Component data from apps and pages
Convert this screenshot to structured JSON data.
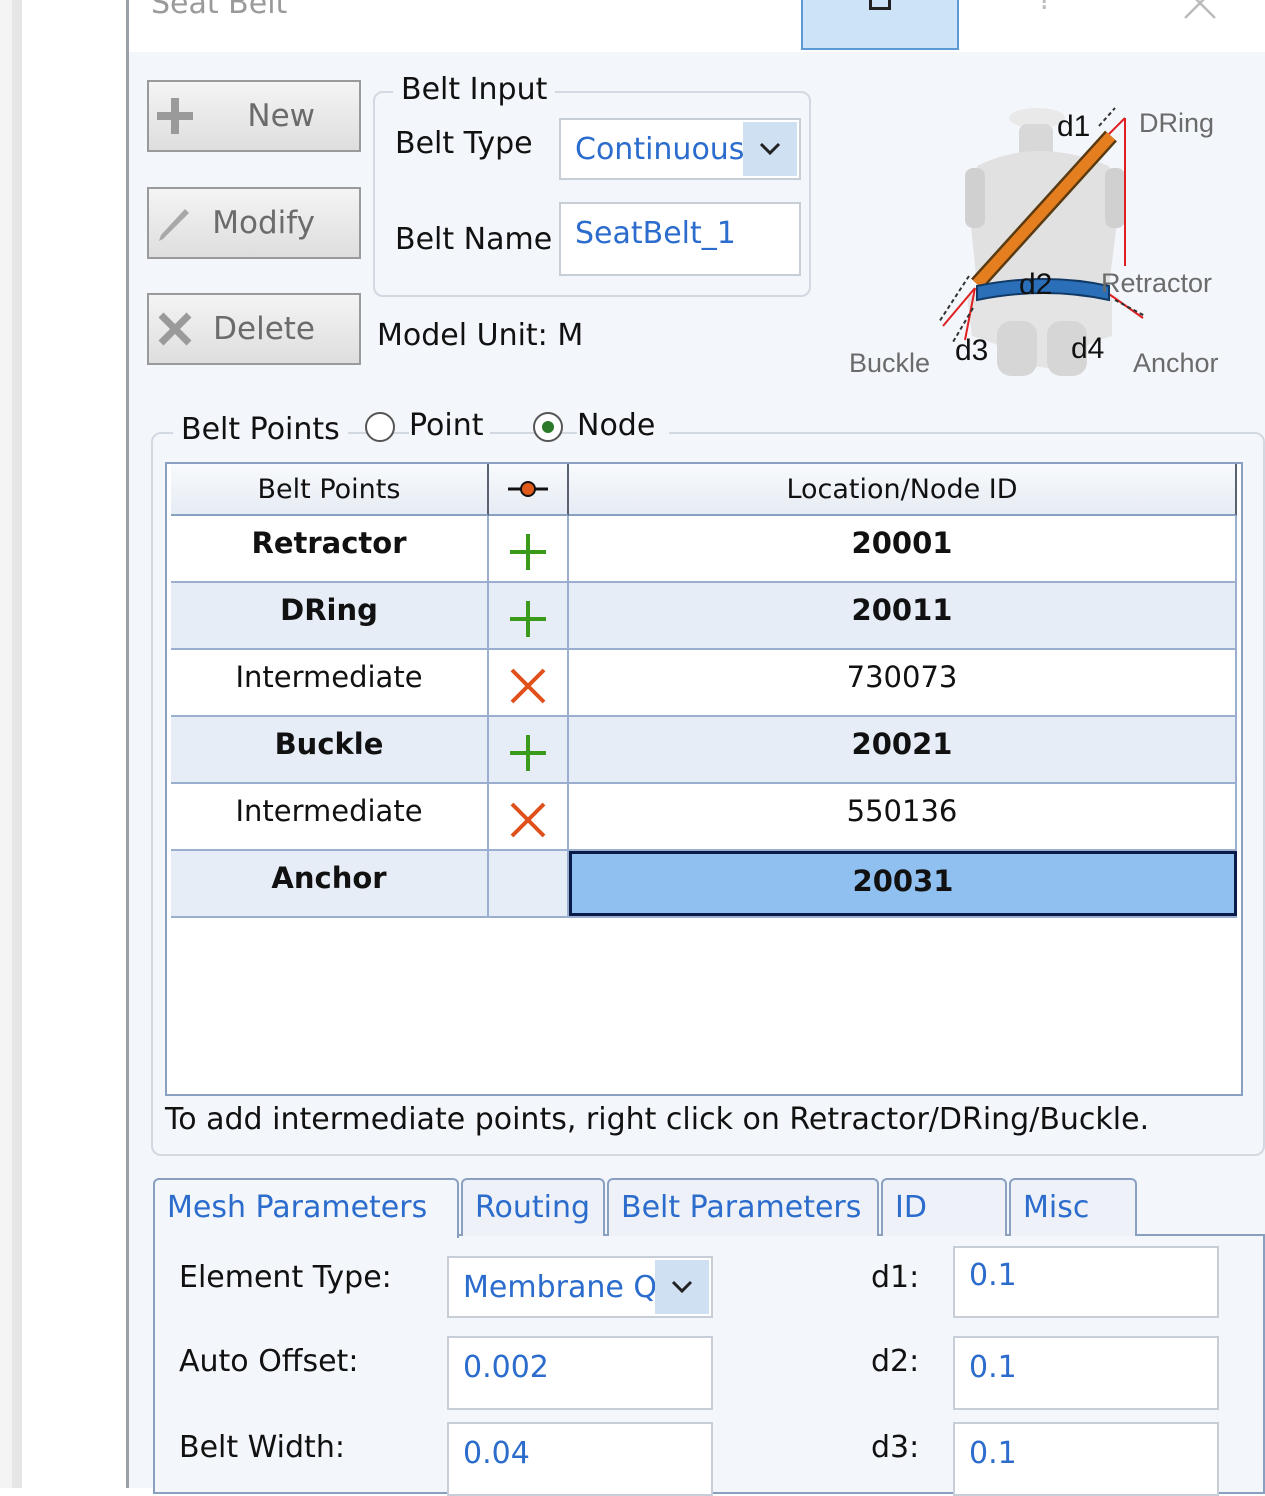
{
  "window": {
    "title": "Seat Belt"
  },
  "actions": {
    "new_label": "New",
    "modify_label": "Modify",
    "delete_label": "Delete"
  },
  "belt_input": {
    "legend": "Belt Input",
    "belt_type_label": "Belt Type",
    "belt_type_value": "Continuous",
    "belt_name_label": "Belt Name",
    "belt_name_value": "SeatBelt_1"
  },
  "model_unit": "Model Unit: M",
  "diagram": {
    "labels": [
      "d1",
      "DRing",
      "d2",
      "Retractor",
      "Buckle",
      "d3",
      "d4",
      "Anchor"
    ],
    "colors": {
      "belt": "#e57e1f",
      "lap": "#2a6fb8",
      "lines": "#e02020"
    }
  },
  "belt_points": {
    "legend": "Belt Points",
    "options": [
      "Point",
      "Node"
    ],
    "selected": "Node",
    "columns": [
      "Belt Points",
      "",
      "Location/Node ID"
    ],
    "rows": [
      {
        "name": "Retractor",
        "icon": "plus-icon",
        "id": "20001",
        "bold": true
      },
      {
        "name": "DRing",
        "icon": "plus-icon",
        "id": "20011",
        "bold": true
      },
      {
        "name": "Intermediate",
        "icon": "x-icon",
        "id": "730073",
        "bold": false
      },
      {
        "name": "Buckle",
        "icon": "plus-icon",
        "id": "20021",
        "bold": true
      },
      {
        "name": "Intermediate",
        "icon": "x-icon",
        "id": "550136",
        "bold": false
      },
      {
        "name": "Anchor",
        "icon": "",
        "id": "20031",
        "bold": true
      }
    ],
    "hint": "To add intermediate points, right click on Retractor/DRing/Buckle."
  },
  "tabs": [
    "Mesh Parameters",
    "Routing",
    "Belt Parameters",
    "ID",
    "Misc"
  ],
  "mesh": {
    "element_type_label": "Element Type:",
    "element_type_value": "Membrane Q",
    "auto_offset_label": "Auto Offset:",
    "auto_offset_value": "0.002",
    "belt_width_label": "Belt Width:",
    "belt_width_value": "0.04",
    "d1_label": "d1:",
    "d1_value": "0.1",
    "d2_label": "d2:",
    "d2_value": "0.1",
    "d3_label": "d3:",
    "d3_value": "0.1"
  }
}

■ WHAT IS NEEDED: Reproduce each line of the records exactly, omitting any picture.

■ TASK OUTPUT:
Convert this screenshot to structured JSON data.
{
  "window": {
    "title": "Seat Belt"
  },
  "actions": {
    "new_label": "New",
    "modify_label": "Modify",
    "delete_label": "Delete"
  },
  "belt_input": {
    "legend": "Belt Input",
    "belt_type_label": "Belt Type",
    "belt_type_value": "Continuous",
    "belt_name_label": "Belt Name",
    "belt_name_value": "SeatBelt_1"
  },
  "model_unit": "Model Unit: M",
  "diagram": {
    "labels": [
      "d1",
      "DRing",
      "d2",
      "Retractor",
      "Buckle",
      "d3",
      "d4",
      "Anchor"
    ],
    "colors": {
      "belt": "#e57e1f",
      "lap": "#2a6fb8",
      "lines": "#e02020"
    }
  },
  "belt_points": {
    "legend": "Belt Points",
    "options": [
      "Point",
      "Node"
    ],
    "selected": "Node",
    "columns": [
      "Belt Points",
      "",
      "Location/Node ID"
    ],
    "rows": [
      {
        "name": "Retractor",
        "icon": "plus-icon",
        "id": "20001",
        "bold": true
      },
      {
        "name": "DRing",
        "icon": "plus-icon",
        "id": "20011",
        "bold": true
      },
      {
        "name": "Intermediate",
        "icon": "x-icon",
        "id": "730073",
        "bold": false
      },
      {
        "name": "Buckle",
        "icon": "plus-icon",
        "id": "20021",
        "bold": true
      },
      {
        "name": "Intermediate",
        "icon": "x-icon",
        "id": "550136",
        "bold": false
      },
      {
        "name": "Anchor",
        "icon": "",
        "id": "20031",
        "bold": true
      }
    ],
    "hint": "To add intermediate points, right click on Retractor/DRing/Buckle."
  },
  "tabs": [
    "Mesh Parameters",
    "Routing",
    "Belt Parameters",
    "ID",
    "Misc"
  ],
  "mesh": {
    "element_type_label": "Element Type:",
    "element_type_value": "Membrane Q",
    "auto_offset_label": "Auto Offset:",
    "auto_offset_value": "0.002",
    "belt_width_label": "Belt Width:",
    "belt_width_value": "0.04",
    "d1_label": "d1:",
    "d1_value": "0.1",
    "d2_label": "d2:",
    "d2_value": "0.1",
    "d3_label": "d3:",
    "d3_value": "0.1"
  }
}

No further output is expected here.